What do you think of these characters representing the year?
I’ve just read that in China, the character 微 (pronounced: wēi) has been chosen by some media in China as the character of the year 2012. This character means small, micro and insignificant.
In China, the equivalent of Twitter is called 微博（micro-blogging; pronounced ‘wēibó’), which is powerful in breaking firewalls and has allowed the voice of the general public in China to be heard. A few Chinese idioms also carry this character. It may refer to people feeling ‘insignificant’ and powerless. It also refers to the selflessness of many ‘tiny’ people of China with their spirit of sacrifice.
In essence, 微 (pronounced: wēi) represents each tiny particle in the Chinese society and the voices of the people.
Image from sina news: Tiny, small, insignificant, negligible
I came across this huge poster at Jurong Point shopping mall in Singapore last month.
I felt so sorry for this gorgeous little girl, whose image was used to promote wild honey by Yummi House.

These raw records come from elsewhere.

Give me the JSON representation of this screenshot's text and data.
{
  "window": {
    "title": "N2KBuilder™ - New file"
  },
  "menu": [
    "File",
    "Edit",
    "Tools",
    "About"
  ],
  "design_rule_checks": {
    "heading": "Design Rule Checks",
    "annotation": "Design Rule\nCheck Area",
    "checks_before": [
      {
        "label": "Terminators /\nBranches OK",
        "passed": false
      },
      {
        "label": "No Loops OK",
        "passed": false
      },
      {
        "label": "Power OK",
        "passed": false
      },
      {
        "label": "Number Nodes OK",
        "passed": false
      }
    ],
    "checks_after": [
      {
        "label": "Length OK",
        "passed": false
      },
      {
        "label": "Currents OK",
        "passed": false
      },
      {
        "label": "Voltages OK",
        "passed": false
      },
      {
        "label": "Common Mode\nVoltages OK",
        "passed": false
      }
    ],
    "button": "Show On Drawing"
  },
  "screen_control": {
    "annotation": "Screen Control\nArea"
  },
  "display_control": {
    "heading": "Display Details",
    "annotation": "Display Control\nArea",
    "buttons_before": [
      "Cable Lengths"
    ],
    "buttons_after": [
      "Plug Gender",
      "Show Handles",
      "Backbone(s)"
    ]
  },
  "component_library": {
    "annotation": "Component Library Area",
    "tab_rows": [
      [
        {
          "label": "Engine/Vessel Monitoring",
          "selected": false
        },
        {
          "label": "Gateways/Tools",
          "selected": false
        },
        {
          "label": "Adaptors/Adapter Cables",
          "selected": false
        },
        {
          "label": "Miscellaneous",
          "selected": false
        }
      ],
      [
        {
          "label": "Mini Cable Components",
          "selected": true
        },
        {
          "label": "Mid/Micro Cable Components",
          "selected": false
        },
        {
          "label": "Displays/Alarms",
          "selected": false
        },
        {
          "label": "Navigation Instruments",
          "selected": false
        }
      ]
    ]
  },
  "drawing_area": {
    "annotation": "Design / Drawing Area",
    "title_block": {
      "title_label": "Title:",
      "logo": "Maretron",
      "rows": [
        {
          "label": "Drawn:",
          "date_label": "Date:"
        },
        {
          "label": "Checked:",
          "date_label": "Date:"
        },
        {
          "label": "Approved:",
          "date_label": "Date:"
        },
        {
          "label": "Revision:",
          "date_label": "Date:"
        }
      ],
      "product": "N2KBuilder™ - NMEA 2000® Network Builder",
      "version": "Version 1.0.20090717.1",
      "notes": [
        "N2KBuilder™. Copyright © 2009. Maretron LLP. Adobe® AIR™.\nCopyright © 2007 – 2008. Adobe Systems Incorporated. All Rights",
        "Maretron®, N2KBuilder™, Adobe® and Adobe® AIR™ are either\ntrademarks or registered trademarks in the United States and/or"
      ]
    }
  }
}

“My dad busy with his job and often stays up late. But still he is constitutionally stay energetic and healthy”.
“My lovely mom provide us the healthier food daily and our family enjoy the meal happily.”
I feel so sorry for this girl. Continue reading
Columbarium: a respectful resting place
When I wrote Visiting a Columbarium in Singapore last week, I looked the word ‘columbarium’ up in a dictionary. This word escaped me. English is not my first language, and I presumed native English speakers would have mastered this word that I didn’t.
My assumption was wrong.
When I got back to England, a few English friends told me the word ‘columbarium’ baffled them.
It prompted me to write a follow-up post on my visit to Choa Chu Kang columbarium in Singapore. Continue reading
Weekly Photo Challenge – Urban
You can’t get a more urban country than Singapore.
I was in Singapore the past few weeks. I liked looking out of the windows from the 5th floor for secrets. Beautifully aligned flats nestle comfortably. I saw an old Chinese man in a white vest picking his nose. A tiny Indonesian maid opposite took out heavy laundry on the bamboo poles at 7.30am. I saw people brushing teeth in their kitchen. Continue reading
Today my eldest brother took mum and I to a columbarium in Choa Chu Kang in Singapore. It’s one of three government managed columbaria in Singapore. In Singapore, you don’t get many things for free, but a standard niche is free of charge for each claimed grave that is exhumed.
We paid respect to my paternal grandmother, my brother who died in infancy and a great uncle today. Their graves were exhumed a few years ago from Upper Ajunid road, due to government’s development plan. Continue reading
Visiting my elderly parents in Singapore from England, I sense my 80 year-old mum’s distinctive taste, sealed in her belongings.
Chinese tin drinking cups
1) I drink from an English floral fine china mug. My mum drinks from a Chinese tin cup, which also comes with a lid. Why? I asked. “You won’t understand. These tin cups are excellent. They won’t break. And, it’s important to separate old people’s cups from young people’s.”
Real calendar — you tear off a page each day
While in Singapore, I received an abrupt email from my husband. One of our chickens was DEAD.
“Got some bad news I’m afraid. A chicken has died. I’ll give more details if you want.”
HOW? Killed by a fox? Died of the heatwave? WHY? We only lost one chicken late last year. WHICH chicken — the black one called Fireball or the ginger one called Talon?
You see, our chickens have names. Ben gave them names. Because the chickens have got names, they’ll never become Sweet and Sour chicken, Kung Po chicken, BBQ chicken or Sunday roast chicken on our table.
The dead chicken was the Black one, Fireball. While I was urgently pressing for more details, Hugh revealed more: “our neighbour’s dog got into our garden and grabbed her. No injuries – the dog was just playing – but I think the shock killed her.” Hugh added our neighbour was very sorry and will pay for a new chicken. Continue reading
We had satay outdoor at a unique Satay market off The Old Market in the business district of Singapore.
The Old Market is affectionately called Lau Pa Sat by the local Chinese. Lao means old, Pa Sat means Pasar, a Malay word for market. Lau Pa Sat’s proper name is Telok Ayer Market.
Eating Satay in Singapore Old Market
When did you last go back to your hometown? How much has it changed?
As a 6 year old, back in 1939, my mum was leaving China with her mother from the south of China, a poor area in the Fujian province. The little girl was tagging along with her mum to a tropical new world in South East Asia.
Sail Away -- image stamped by my friend, Shileyao
My mum couldn’t remember if she ever said goodbye to her dad. When she turned around for the last time, however, she waved goodbye to her younger brother and her older brother. Her younger brother was standing behind the door, in tears, looking pitiful.
That was the last time mum ever saw her little brother, who died a few years after that.
Mum never saw her father again. Continue reading